>>>

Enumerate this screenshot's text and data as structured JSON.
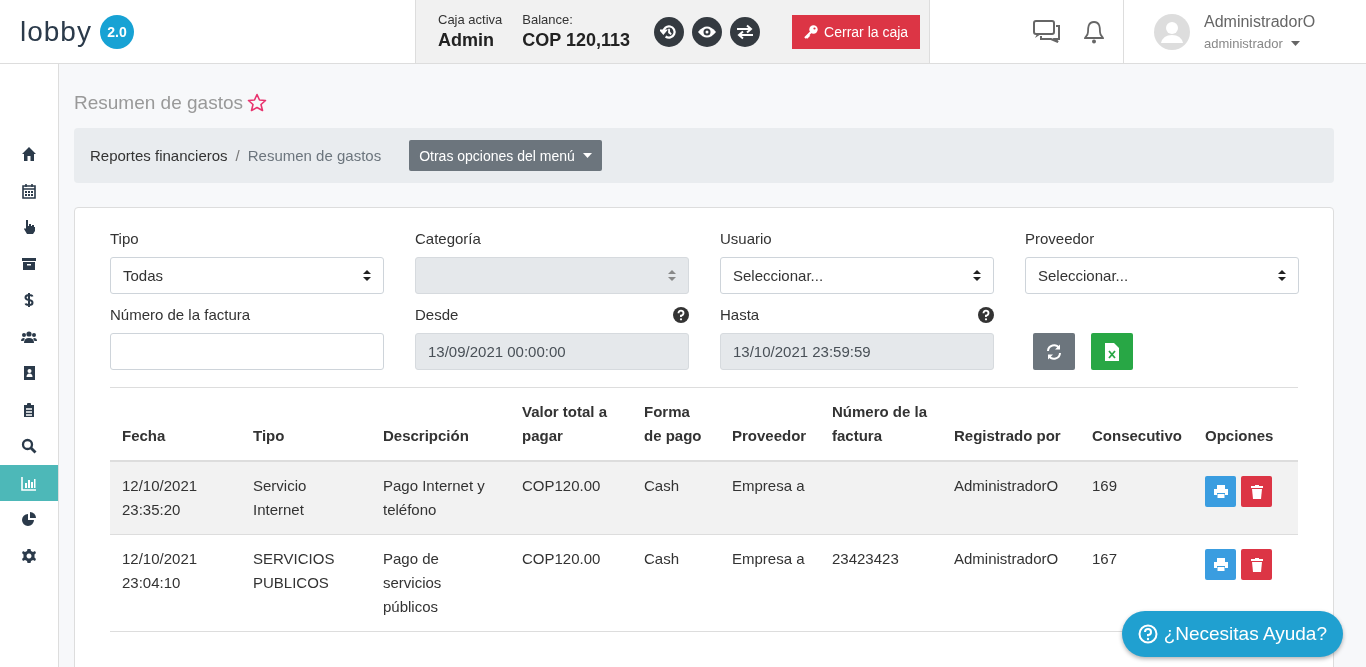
{
  "header": {
    "logo": "lobby",
    "version": "2.0",
    "cash_label": "Caja activa",
    "cash_value": "Admin",
    "balance_label": "Balance:",
    "balance_value": "COP 120,113",
    "close_button": "Cerrar la caja",
    "user_name": "AdministradorO",
    "user_role": "administrador"
  },
  "sidebar": {
    "items": [
      {
        "selected": false
      },
      {
        "selected": false
      },
      {
        "selected": false
      },
      {
        "selected": false
      },
      {
        "selected": false
      },
      {
        "selected": false
      },
      {
        "selected": false
      },
      {
        "selected": false
      },
      {
        "selected": false
      },
      {
        "selected": true
      },
      {
        "selected": false
      },
      {
        "selected": false
      }
    ]
  },
  "page_title": "Resumen de gastos",
  "breadcrumb": {
    "items": [
      "Reportes financieros",
      "Resumen de gastos"
    ],
    "separator": "/",
    "menu_button": "Otras opciones del menú"
  },
  "filters": [
    {
      "label": "Tipo",
      "kind": "select",
      "value": "Todas",
      "disabled": false,
      "help": false
    },
    {
      "label": "Categoría",
      "kind": "select",
      "disabled": true,
      "help": false
    },
    {
      "label": "Usuario",
      "kind": "select",
      "value": "Seleccionar...",
      "disabled": false,
      "help": false
    },
    {
      "label": "Proveedor",
      "kind": "select",
      "value": "Seleccionar...",
      "disabled": false,
      "help": false
    },
    {
      "label": "Número de la factura",
      "kind": "input",
      "disabled": false,
      "help": false
    },
    {
      "label": "Desde",
      "kind": "input",
      "value": "13/09/2021 00:00:00",
      "disabled": true,
      "help": true
    },
    {
      "label": "Hasta",
      "kind": "input",
      "value": "13/10/2021 23:59:59",
      "disabled": true,
      "help": true
    }
  ],
  "table": {
    "columns": [
      "Fecha",
      "Tipo",
      "Descripción",
      "Valor total a pagar",
      "Forma de pago",
      "Proveedor",
      "Número de la factura",
      "Registrado por",
      "Consecutivo",
      "Opciones"
    ],
    "rows": [
      {
        "cells": [
          "12/10/2021 23:35:20",
          "Servicio Internet",
          "Pago Internet y teléfono",
          "COP120.00",
          "Cash",
          "Empresa a",
          "",
          "AdministradorO",
          "169"
        ]
      },
      {
        "cells": [
          "12/10/2021 23:04:10",
          "SERVICIOS PUBLICOS",
          "Pago de servicios públicos",
          "COP120.00",
          "Cash",
          "Empresa a",
          "23423423",
          "AdministradorO",
          "167"
        ]
      }
    ]
  },
  "help_button": "¿Necesitas Ayuda?"
}
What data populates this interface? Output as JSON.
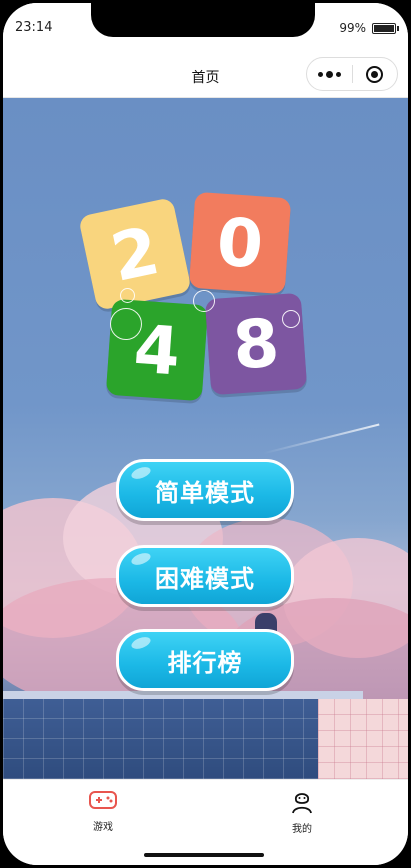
{
  "status_bar": {
    "time": "23:14",
    "battery": "99%"
  },
  "nav": {
    "title": "首页",
    "more_icon": "more-dots-icon",
    "close_icon": "target-circle-icon"
  },
  "logo": {
    "tiles": [
      "2",
      "0",
      "4",
      "8"
    ],
    "colors": [
      "#f9d57e",
      "#f27c5e",
      "#2ba42b",
      "#7d56a1"
    ]
  },
  "modes": [
    {
      "label": "简单模式"
    },
    {
      "label": "困难模式"
    },
    {
      "label": "排行榜"
    }
  ],
  "tab_bar": {
    "items": [
      {
        "label": "游戏",
        "icon": "gamepad-icon",
        "active": true
      },
      {
        "label": "我的",
        "icon": "user-icon",
        "active": false
      }
    ]
  },
  "colors": {
    "accent": "#1bb8e6",
    "tab_active": "#e8554e"
  }
}
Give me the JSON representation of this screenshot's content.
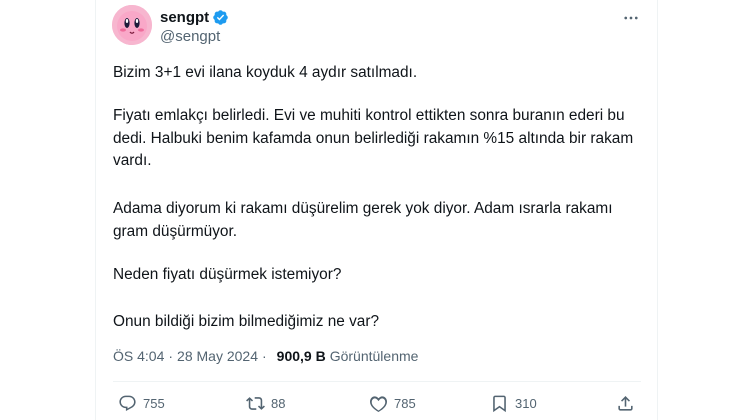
{
  "author": {
    "display_name": "sengpt",
    "handle": "@sengpt",
    "verified": true,
    "avatar_icon": "kirby-avatar"
  },
  "tweet": {
    "paragraphs": [
      "Bizim 3+1 evi ilana koyduk 4 aydır satılmadı.",
      "Fiyatı emlakçı belirledi. Evi ve muhiti kontrol ettikten sonra buranın ederi bu dedi. Halbuki benim kafamda onun belirlediği rakamın %15 altında bir rakam vardı.",
      "Adama diyorum ki rakamı düşürelim  gerek yok diyor. Adam ısrarla rakamı gram düşürmüyor.",
      "Neden fiyatı düşürmek istemiyor?",
      "Onun bildiği bizim bilmediğimiz ne var?"
    ],
    "time": "ÖS 4:04",
    "separator": "·",
    "date": "28 May 2024",
    "views_count": "900,9 B",
    "views_label": "Görüntülenme"
  },
  "actions": {
    "replies": "755",
    "retweets": "88",
    "likes": "785",
    "views": "310"
  },
  "colors": {
    "text": "#0f1419",
    "secondary": "#536471",
    "verified": "#1d9bf0",
    "border": "#eff3f4"
  }
}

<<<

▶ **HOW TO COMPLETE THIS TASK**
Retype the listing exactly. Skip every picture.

▶ **FINAL ANSWER**
Enumerate this screenshot's text and data as structured JSON.
{
  "header": {
    "logo": "lobby",
    "version": "2.0",
    "cash_label": "Caja activa",
    "cash_value": "Admin",
    "balance_label": "Balance:",
    "balance_value": "COP 120,113",
    "close_button": "Cerrar la caja",
    "user_name": "AdministradorO",
    "user_role": "administrador"
  },
  "sidebar": {
    "items": [
      {
        "selected": false
      },
      {
        "selected": false
      },
      {
        "selected": false
      },
      {
        "selected": false
      },
      {
        "selected": false
      },
      {
        "selected": false
      },
      {
        "selected": false
      },
      {
        "selected": false
      },
      {
        "selected": false
      },
      {
        "selected": true
      },
      {
        "selected": false
      },
      {
        "selected": false
      }
    ]
  },
  "page_title": "Resumen de gastos",
  "breadcrumb": {
    "items": [
      "Reportes financieros",
      "Resumen de gastos"
    ],
    "separator": "/",
    "menu_button": "Otras opciones del menú"
  },
  "filters": [
    {
      "label": "Tipo",
      "kind": "select",
      "value": "Todas",
      "disabled": false,
      "help": false
    },
    {
      "label": "Categoría",
      "kind": "select",
      "disabled": true,
      "help": false
    },
    {
      "label": "Usuario",
      "kind": "select",
      "value": "Seleccionar...",
      "disabled": false,
      "help": false
    },
    {
      "label": "Proveedor",
      "kind": "select",
      "value": "Seleccionar...",
      "disabled": false,
      "help": false
    },
    {
      "label": "Número de la factura",
      "kind": "input",
      "disabled": false,
      "help": false
    },
    {
      "label": "Desde",
      "kind": "input",
      "value": "13/09/2021 00:00:00",
      "disabled": true,
      "help": true
    },
    {
      "label": "Hasta",
      "kind": "input",
      "value": "13/10/2021 23:59:59",
      "disabled": true,
      "help": true
    }
  ],
  "table": {
    "columns": [
      "Fecha",
      "Tipo",
      "Descripción",
      "Valor total a pagar",
      "Forma de pago",
      "Proveedor",
      "Número de la factura",
      "Registrado por",
      "Consecutivo",
      "Opciones"
    ],
    "rows": [
      {
        "cells": [
          "12/10/2021 23:35:20",
          "Servicio Internet",
          "Pago Internet y teléfono",
          "COP120.00",
          "Cash",
          "Empresa a",
          "",
          "AdministradorO",
          "169"
        ]
      },
      {
        "cells": [
          "12/10/2021 23:04:10",
          "SERVICIOS PUBLICOS",
          "Pago de servicios públicos",
          "COP120.00",
          "Cash",
          "Empresa a",
          "23423423",
          "AdministradorO",
          "167"
        ]
      }
    ]
  },
  "help_button": "¿Necesitas Ayuda?"
}
What data populates this interface? Output as JSON.
{
  "status_bar": {
    "time": "23:14",
    "battery": "99%"
  },
  "nav": {
    "title": "首页",
    "more_icon": "more-dots-icon",
    "close_icon": "target-circle-icon"
  },
  "logo": {
    "tiles": [
      "2",
      "0",
      "4",
      "8"
    ],
    "colors": [
      "#f9d57e",
      "#f27c5e",
      "#2ba42b",
      "#7d56a1"
    ]
  },
  "modes": [
    {
      "label": "简单模式"
    },
    {
      "label": "困难模式"
    },
    {
      "label": "排行榜"
    }
  ],
  "tab_bar": {
    "items": [
      {
        "label": "游戏",
        "icon": "gamepad-icon",
        "active": true
      },
      {
        "label": "我的",
        "icon": "user-icon",
        "active": false
      }
    ]
  },
  "colors": {
    "accent": "#1bb8e6",
    "tab_active": "#e8554e"
  }
}
Give me the JSON representation of this screenshot's content.
{
  "author": {
    "display_name": "sengpt",
    "handle": "@sengpt",
    "verified": true,
    "avatar_icon": "kirby-avatar"
  },
  "tweet": {
    "paragraphs": [
      "Bizim 3+1 evi ilana koyduk 4 aydır satılmadı.",
      "Fiyatı emlakçı belirledi. Evi ve muhiti kontrol ettikten sonra buranın ederi bu dedi. Halbuki benim kafamda onun belirlediği rakamın %15 altında bir rakam vardı.",
      "Adama diyorum ki rakamı düşürelim  gerek yok diyor. Adam ısrarla rakamı gram düşürmüyor.",
      "Neden fiyatı düşürmek istemiyor?",
      "Onun bildiği bizim bilmediğimiz ne var?"
    ],
    "time": "ÖS 4:04",
    "separator": "·",
    "date": "28 May 2024",
    "views_count": "900,9 B",
    "views_label": "Görüntülenme"
  },
  "actions": {
    "replies": "755",
    "retweets": "88",
    "likes": "785",
    "views": "310"
  },
  "colors": {
    "text": "#0f1419",
    "secondary": "#536471",
    "verified": "#1d9bf0",
    "border": "#eff3f4"
  }
}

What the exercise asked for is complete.